There is no such thing as a perfect algorithm. Depending on the nature of trade, several algorithms may be used. Algorithmic trading often falls into one of four categories:
Statistical. Statistical analysis of historical data is used by these algorithms to make profit-predictive trades.
Auto-Hedging. These algorithms are designed to automatically limit the risk exposure.
Implementation methods. The term “algorithm” refers to any algorithm that is designed to accomplish a certain goal. Trades might be executed swiftly, the market effect minimised, or anything the programmer desires.
Direct Access to the Market. Using these algorithms, traders may access various trading platforms for a fraction of the cost and in a fraction of the time.
High-frequency trading may take use of any or all of these algorithms to process a large number of deals in a short period of time. However, not all high-frequency trading depends only on high-frequency methods, and this is a kind of algorithmic trading.
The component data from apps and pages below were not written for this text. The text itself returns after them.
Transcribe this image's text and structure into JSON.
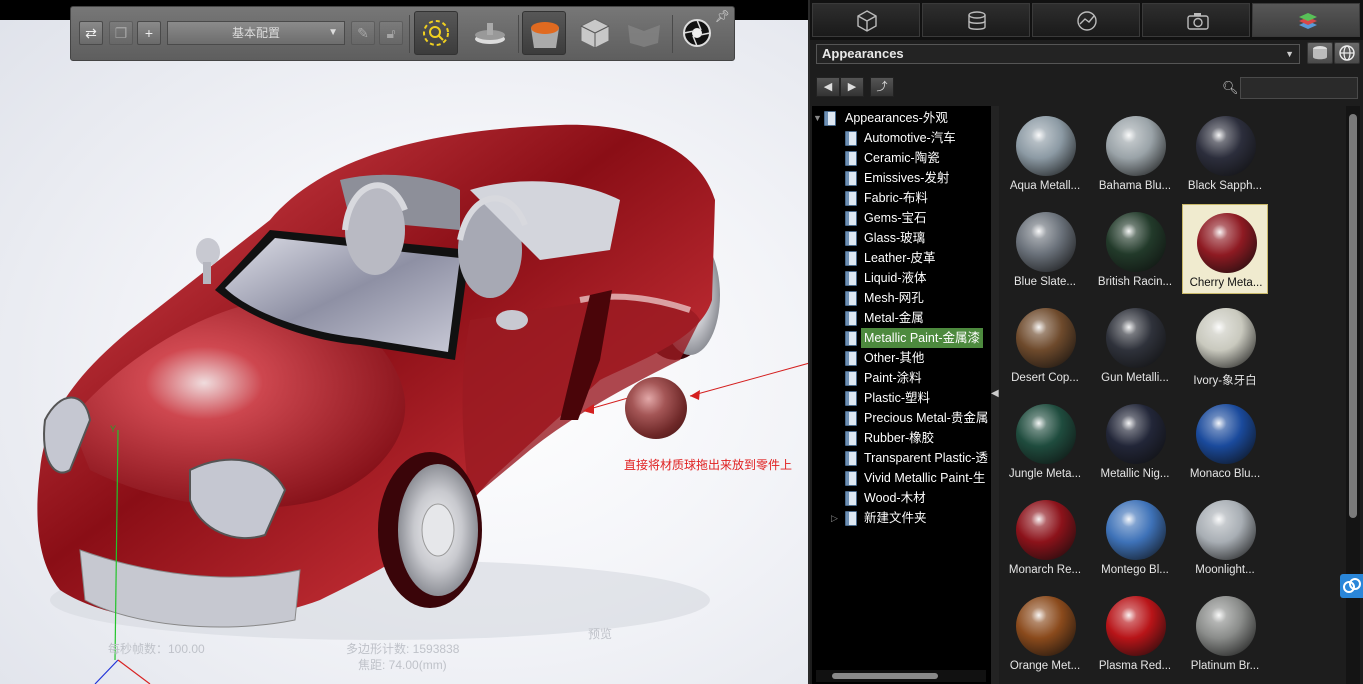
{
  "toolbar": {
    "config_value": "基本配置"
  },
  "viewport": {
    "annotation_text": "直接将材质球拖出来放到零件上",
    "status": {
      "fps": "每秒帧数：100.00",
      "polygons": "多边形计数: 1593838",
      "focal": "焦距: 74.00(mm)",
      "preview": "预览"
    },
    "axis_label": "Y",
    "drag_ball_color": "#a45656"
  },
  "panel": {
    "tabs": [
      "model-icon",
      "scene-icon",
      "lighting-icon",
      "camera-icon",
      "appearances-icon"
    ],
    "active_tab": 4,
    "library_select": "Appearances",
    "search_placeholder": "",
    "tree": {
      "root": "Appearances-外观",
      "items": [
        "Automotive-汽车",
        "Ceramic-陶瓷",
        "Emissives-发射",
        "Fabric-布料",
        "Gems-宝石",
        "Glass-玻璃",
        "Leather-皮革",
        "Liquid-液体",
        "Mesh-网孔",
        "Metal-金属",
        "Metallic Paint-金属漆",
        "Other-其他",
        "Paint-涂料",
        "Plastic-塑料",
        "Precious Metal-贵金属",
        "Rubber-橡胶",
        "Transparent Plastic-透",
        "Vivid Metallic Paint-生",
        "Wood-木材",
        "新建文件夹"
      ],
      "selected_index": 10
    },
    "materials": [
      {
        "name": "Aqua Metall...",
        "color": "#8c9aa4"
      },
      {
        "name": "Bahama Blu...",
        "color": "#9aa3a8"
      },
      {
        "name": "Black Sapph...",
        "color": "#2c2e3c"
      },
      {
        "name": "Blue Slate...",
        "color": "#6a717a"
      },
      {
        "name": "British Racin...",
        "color": "#223a2a"
      },
      {
        "name": "Cherry Meta...",
        "color": "#8e1a22"
      },
      {
        "name": "Desert Cop...",
        "color": "#6e4a2c"
      },
      {
        "name": "Gun Metalli...",
        "color": "#2f323b"
      },
      {
        "name": "Ivory-象牙白",
        "color": "#c9c9be"
      },
      {
        "name": "Jungle Meta...",
        "color": "#1f4c3e"
      },
      {
        "name": "Metallic Nig...",
        "color": "#222638"
      },
      {
        "name": "Monaco Blu...",
        "color": "#1a4a9c"
      },
      {
        "name": "Monarch Re...",
        "color": "#8c121a"
      },
      {
        "name": "Montego Bl...",
        "color": "#3e72b8"
      },
      {
        "name": "Moonlight...",
        "color": "#a8aeb4"
      },
      {
        "name": "Orange Met...",
        "color": "#8a4a1c"
      },
      {
        "name": "Plasma Red...",
        "color": "#b81418"
      },
      {
        "name": "Platinum Br...",
        "color": "#8a8c8a"
      }
    ],
    "selected_material": 5
  }
}
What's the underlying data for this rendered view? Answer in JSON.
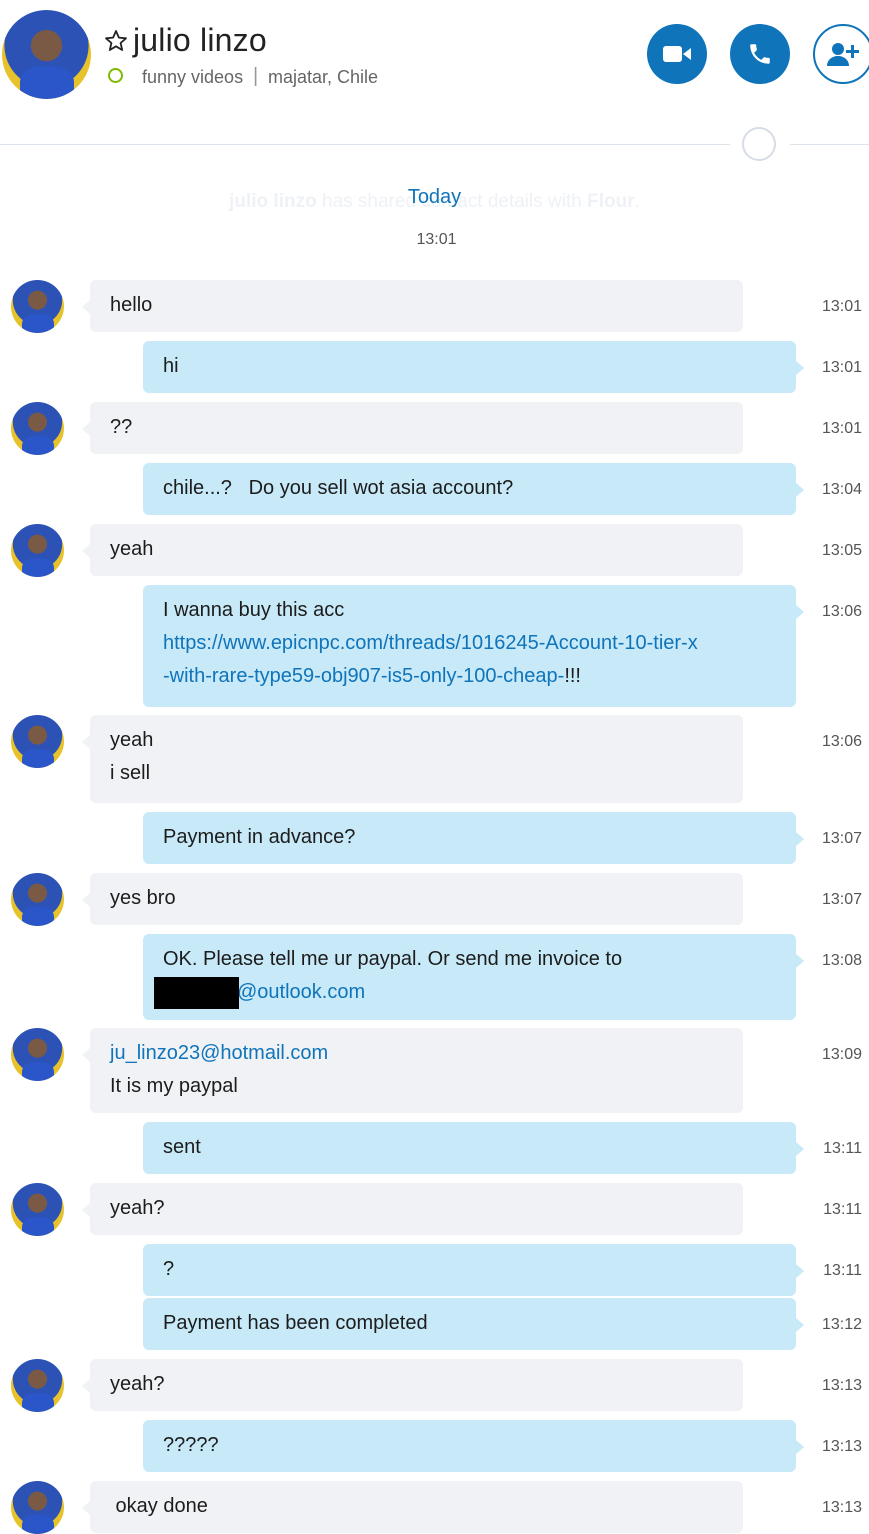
{
  "header": {
    "contact_name": "julio linzo",
    "mood": "funny videos",
    "separator": "|",
    "location": "majatar, Chile",
    "colors": {
      "accent": "#0f74b9",
      "presence": "#7fba00"
    }
  },
  "system": {
    "today_label": "Today",
    "shared_name": "julio linzo",
    "shared_text": " has shared contact details with ",
    "shared_target": "Flour",
    "shared_end": ".",
    "time": "13:01"
  },
  "messages": [
    {
      "dir": "in",
      "lines": [
        "hello"
      ],
      "time": "13:01"
    },
    {
      "dir": "out",
      "lines": [
        "hi"
      ],
      "time": "13:01"
    },
    {
      "dir": "in",
      "lines": [
        "??"
      ],
      "time": "13:01"
    },
    {
      "dir": "out",
      "lines": [
        "chile...?   Do you sell wot asia account?"
      ],
      "time": "13:04"
    },
    {
      "dir": "in",
      "lines": [
        "yeah"
      ],
      "time": "13:05"
    },
    {
      "dir": "out",
      "lines": [
        "I wanna buy this acc"
      ],
      "link1": "https://www.epicnpc.com/threads/1016245-Account-10-tier-x",
      "link2": "-with-rare-type59-obj907-is5-only-100-cheap-",
      "after_link": "!!!",
      "time": "13:06"
    },
    {
      "dir": "in",
      "lines": [
        "yeah",
        "i sell"
      ],
      "time": "13:06"
    },
    {
      "dir": "out",
      "lines": [
        "Payment in advance?"
      ],
      "time": "13:07"
    },
    {
      "dir": "in",
      "lines": [
        "yes bro"
      ],
      "time": "13:07"
    },
    {
      "dir": "out",
      "lines": [
        "OK. Please tell me ur paypal. Or send me invoice to"
      ],
      "link_email": "@outlook.com",
      "time": "13:08"
    },
    {
      "dir": "in",
      "link_top": "ju_linzo23@hotmail.com",
      "lines": [
        "It is my paypal"
      ],
      "time": "13:09"
    },
    {
      "dir": "out",
      "lines": [
        "sent"
      ],
      "time": "13:11"
    },
    {
      "dir": "in",
      "lines": [
        "yeah?"
      ],
      "time": "13:11"
    },
    {
      "dir": "out",
      "lines": [
        "?"
      ],
      "time": "13:11"
    },
    {
      "dir": "out",
      "lines": [
        "Payment has been completed"
      ],
      "time": "13:12"
    },
    {
      "dir": "in",
      "lines": [
        "yeah?"
      ],
      "time": "13:13"
    },
    {
      "dir": "out",
      "lines": [
        "?????"
      ],
      "time": "13:13"
    },
    {
      "dir": "in",
      "lines": [
        " okay done"
      ],
      "time": "13:13"
    }
  ]
}
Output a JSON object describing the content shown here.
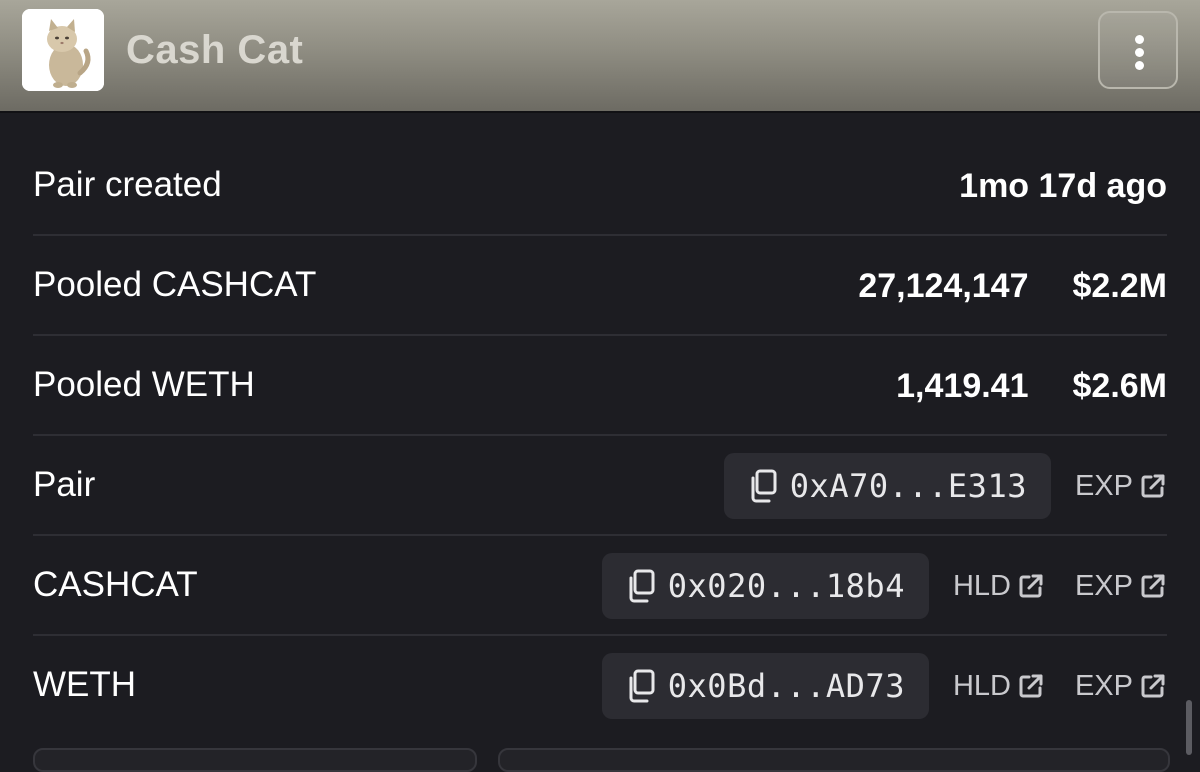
{
  "header": {
    "title": "Cash Cat",
    "avatar_icon": "cat-avatar-icon",
    "menu_icon": "more-vertical-icon"
  },
  "rows": {
    "pair_created": {
      "label": "Pair created",
      "value": "1mo 17d ago"
    },
    "pooled_token": {
      "label": "Pooled CASHCAT",
      "amount": "27,124,147",
      "usd": "$2.2M"
    },
    "pooled_weth": {
      "label": "Pooled WETH",
      "amount": "1,419.41",
      "usd": "$2.6M"
    },
    "pair": {
      "label": "Pair",
      "address": "0xA70...E313",
      "exp_label": "EXP"
    },
    "token": {
      "label": "CASHCAT",
      "address": "0x020...18b4",
      "hld_label": "HLD",
      "exp_label": "EXP"
    },
    "weth": {
      "label": "WETH",
      "address": "0x0Bd...AD73",
      "hld_label": "HLD",
      "exp_label": "EXP"
    }
  },
  "colors": {
    "background": "#1c1c21",
    "chip": "#2c2c32",
    "divider": "#2e2e34",
    "link_text": "#c9c9cd"
  }
}
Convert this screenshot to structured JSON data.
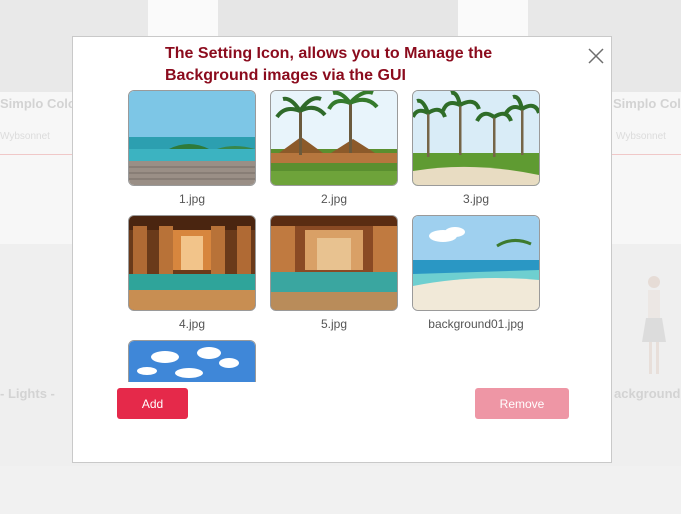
{
  "background_page": {
    "card_titles": [
      "Simplo Colo",
      "Simplo Colo",
      "- Lights -",
      "ackground"
    ],
    "card_subtitles": [
      "Wybsonnet",
      "Wybsonnet"
    ]
  },
  "modal": {
    "title": "The Setting Icon, allows you to Manage the Background images via the GUI",
    "images": [
      {
        "label": "1.jpg",
        "icon": "ocean-pier-photo"
      },
      {
        "label": "2.jpg",
        "icon": "palm-resort-photo"
      },
      {
        "label": "3.jpg",
        "icon": "palm-beach-photo"
      },
      {
        "label": "4.jpg",
        "icon": "pool-pavilion-photo"
      },
      {
        "label": "5.jpg",
        "icon": "pool-courtyard-photo"
      },
      {
        "label": "background01.jpg",
        "icon": "beach-shore-photo"
      },
      {
        "label": "",
        "icon": "sky-clouds-photo"
      }
    ],
    "add_label": "Add",
    "remove_label": "Remove"
  },
  "colors": {
    "title": "#8b0b1d",
    "add_button": "#e5294a",
    "remove_button": "#ee96a5"
  }
}
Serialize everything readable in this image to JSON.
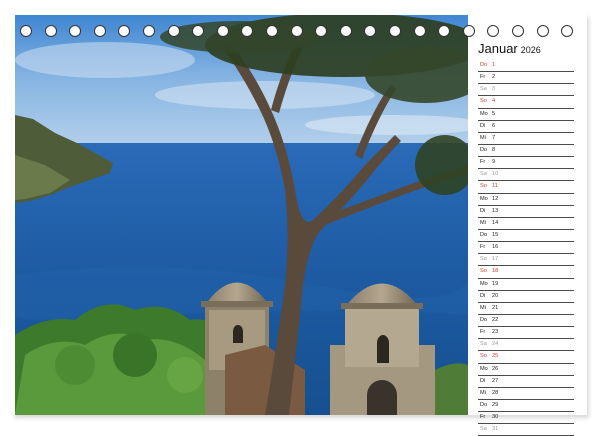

In reality, the high-frequency forex trading software is more complex than the Java applications that are often used for ordinary day trading. Many algorithms for high-frequency trading are developed in a number of languages: Quantitative analysis is common in Python, whereas data and statistical analysis is common in R, and quicker programme architectures are possible in C++.
Java, Matlab, and C# are also used by certain traders. In order to have an edge over other high-frequency trading systems, the software creator must be able to create something quick enough to do so.
So who is truly using high-frequency trading in the FX market? It’s not always the tiny person that wins. High-frequency trading is used by several major institutions. In return for the advantage they get on the market, millions of orders are made, increasing the market’s liquidity.
Because the rewards on individual transactions are so small, institutions have an edge in terms of volume. Discounted transaction costs may also be offered by certain trading venues in order to encourage high-frequency trading.
Larger firms and individual investors may be able to take advantage of these aspects since they have more sophisticated, high-volume high-frequency trading capabilities. Is that right?? Well, that’s a possibility. There are those who believe that the liquidity provided by these organisations justifies the expense. We’ll let you make up your mind on this one.
If you’re fed up with trying to figure out how the ECB’s inflation projections, or Deutsche Bank’s new currency trading engine, may affect your precise transactions, handing everything over to an algorithm might seem enticing. Is high-frequency forex trading the correct choice for you, then? As you go through this, you should ask yourself a few questions.
Isn’t it the computer that does all of the trading? As a result, your trade will only be as good as your algorithm. Your own high-frequency forex trading algorithm will cost you nothing to set up if you’re a skilled computer programmer.
There may be a requirement to acquire software if you aren’t the Girl with the Dragon Tattoo. No use in spending money on an algorithm that isn’t capable of making sense. The forex market is bolstered by technological advancements, but not everything you uncover will have the Midas touch. But if you want to gain the things that will help you succeed, you may have to fork over some money.
Data providers may be necessary since high-frequency trading relies heavily on data. $5,000 a month is a starting price for them. A dedicated server, which costs $2,000 a month, may be required. Around $8,000 a month might be spent on collocating the server in order to lessen the amount of time it takes between exchanges. In addition, the programme itself costs an additional $10,000 or more every month, depending on how much you use. To run this on your own, you’re looking at at least $25,000 per month, if you don’t bring in some type of special crew.
You can understand why major institutions are leading the push in high-frequency FX trading by looking at these figures.